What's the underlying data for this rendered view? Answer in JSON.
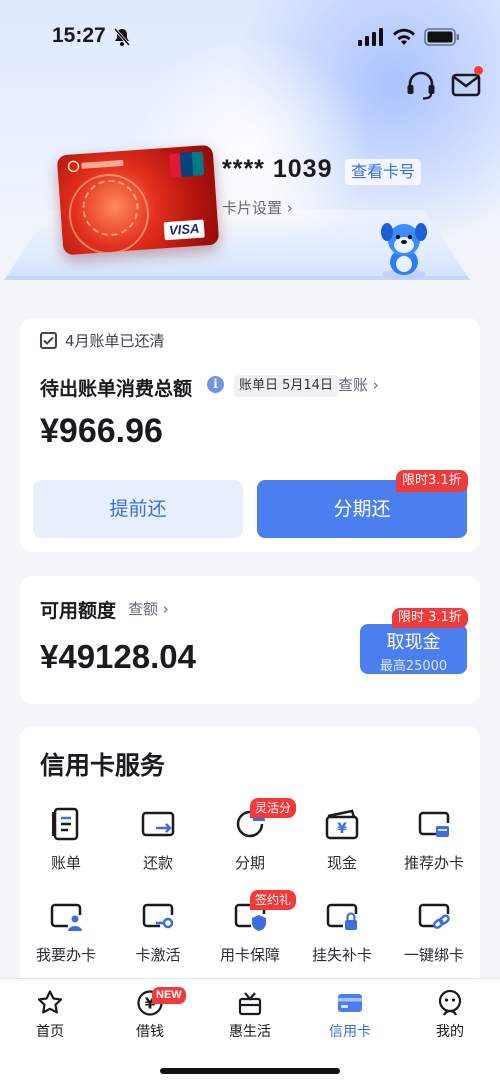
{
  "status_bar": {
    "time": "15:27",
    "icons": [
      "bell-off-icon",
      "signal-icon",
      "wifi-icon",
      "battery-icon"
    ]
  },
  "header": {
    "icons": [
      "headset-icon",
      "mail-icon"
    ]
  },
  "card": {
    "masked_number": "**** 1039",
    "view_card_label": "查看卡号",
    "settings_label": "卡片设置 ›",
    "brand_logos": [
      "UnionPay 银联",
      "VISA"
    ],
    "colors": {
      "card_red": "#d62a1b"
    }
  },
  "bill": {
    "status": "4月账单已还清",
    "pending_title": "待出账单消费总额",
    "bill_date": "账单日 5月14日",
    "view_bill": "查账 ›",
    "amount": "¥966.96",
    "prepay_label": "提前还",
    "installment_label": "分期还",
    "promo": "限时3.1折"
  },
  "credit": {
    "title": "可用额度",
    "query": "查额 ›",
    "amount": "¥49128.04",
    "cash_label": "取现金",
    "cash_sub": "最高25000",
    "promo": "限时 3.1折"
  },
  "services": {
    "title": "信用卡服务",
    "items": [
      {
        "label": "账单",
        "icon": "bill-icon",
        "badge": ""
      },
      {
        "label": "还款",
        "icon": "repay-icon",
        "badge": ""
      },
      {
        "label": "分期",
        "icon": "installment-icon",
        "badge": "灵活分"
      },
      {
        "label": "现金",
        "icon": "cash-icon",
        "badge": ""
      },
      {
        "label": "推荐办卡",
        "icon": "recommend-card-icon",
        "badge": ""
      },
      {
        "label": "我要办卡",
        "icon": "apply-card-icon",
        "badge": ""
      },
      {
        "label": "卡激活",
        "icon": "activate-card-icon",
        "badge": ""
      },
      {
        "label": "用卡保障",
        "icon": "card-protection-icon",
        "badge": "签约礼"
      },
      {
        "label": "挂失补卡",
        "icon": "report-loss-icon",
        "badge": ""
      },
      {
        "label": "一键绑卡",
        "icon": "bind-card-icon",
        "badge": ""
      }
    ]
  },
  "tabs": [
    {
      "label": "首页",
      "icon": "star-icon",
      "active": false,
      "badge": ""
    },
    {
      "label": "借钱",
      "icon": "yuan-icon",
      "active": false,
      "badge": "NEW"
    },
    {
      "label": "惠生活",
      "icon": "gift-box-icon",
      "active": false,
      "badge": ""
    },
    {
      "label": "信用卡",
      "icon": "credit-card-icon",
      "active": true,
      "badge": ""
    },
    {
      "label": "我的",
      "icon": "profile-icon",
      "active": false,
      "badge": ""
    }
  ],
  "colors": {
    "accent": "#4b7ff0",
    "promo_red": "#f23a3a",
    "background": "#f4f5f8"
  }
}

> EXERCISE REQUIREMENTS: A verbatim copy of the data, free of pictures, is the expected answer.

> SOLVED EXERCISE:
What's the underlying data for this rendered view? Answer in JSON.
{
  "status_bar": {
    "time": "15:27",
    "icons": [
      "bell-off-icon",
      "signal-icon",
      "wifi-icon",
      "battery-icon"
    ]
  },
  "header": {
    "icons": [
      "headset-icon",
      "mail-icon"
    ]
  },
  "card": {
    "masked_number": "**** 1039",
    "view_card_label": "查看卡号",
    "settings_label": "卡片设置 ›",
    "brand_logos": [
      "UnionPay 银联",
      "VISA"
    ],
    "colors": {
      "card_red": "#d62a1b"
    }
  },
  "bill": {
    "status": "4月账单已还清",
    "pending_title": "待出账单消费总额",
    "bill_date": "账单日 5月14日",
    "view_bill": "查账 ›",
    "amount": "¥966.96",
    "prepay_label": "提前还",
    "installment_label": "分期还",
    "promo": "限时3.1折"
  },
  "credit": {
    "title": "可用额度",
    "query": "查额 ›",
    "amount": "¥49128.04",
    "cash_label": "取现金",
    "cash_sub": "最高25000",
    "promo": "限时 3.1折"
  },
  "services": {
    "title": "信用卡服务",
    "items": [
      {
        "label": "账单",
        "icon": "bill-icon",
        "badge": ""
      },
      {
        "label": "还款",
        "icon": "repay-icon",
        "badge": ""
      },
      {
        "label": "分期",
        "icon": "installment-icon",
        "badge": "灵活分"
      },
      {
        "label": "现金",
        "icon": "cash-icon",
        "badge": ""
      },
      {
        "label": "推荐办卡",
        "icon": "recommend-card-icon",
        "badge": ""
      },
      {
        "label": "我要办卡",
        "icon": "apply-card-icon",
        "badge": ""
      },
      {
        "label": "卡激活",
        "icon": "activate-card-icon",
        "badge": ""
      },
      {
        "label": "用卡保障",
        "icon": "card-protection-icon",
        "badge": "签约礼"
      },
      {
        "label": "挂失补卡",
        "icon": "report-loss-icon",
        "badge": ""
      },
      {
        "label": "一键绑卡",
        "icon": "bind-card-icon",
        "badge": ""
      }
    ]
  },
  "tabs": [
    {
      "label": "首页",
      "icon": "star-icon",
      "active": false,
      "badge": ""
    },
    {
      "label": "借钱",
      "icon": "yuan-icon",
      "active": false,
      "badge": "NEW"
    },
    {
      "label": "惠生活",
      "icon": "gift-box-icon",
      "active": false,
      "badge": ""
    },
    {
      "label": "信用卡",
      "icon": "credit-card-icon",
      "active": true,
      "badge": ""
    },
    {
      "label": "我的",
      "icon": "profile-icon",
      "active": false,
      "badge": ""
    }
  ],
  "colors": {
    "accent": "#4b7ff0",
    "promo_red": "#f23a3a",
    "background": "#f4f5f8"
  }
}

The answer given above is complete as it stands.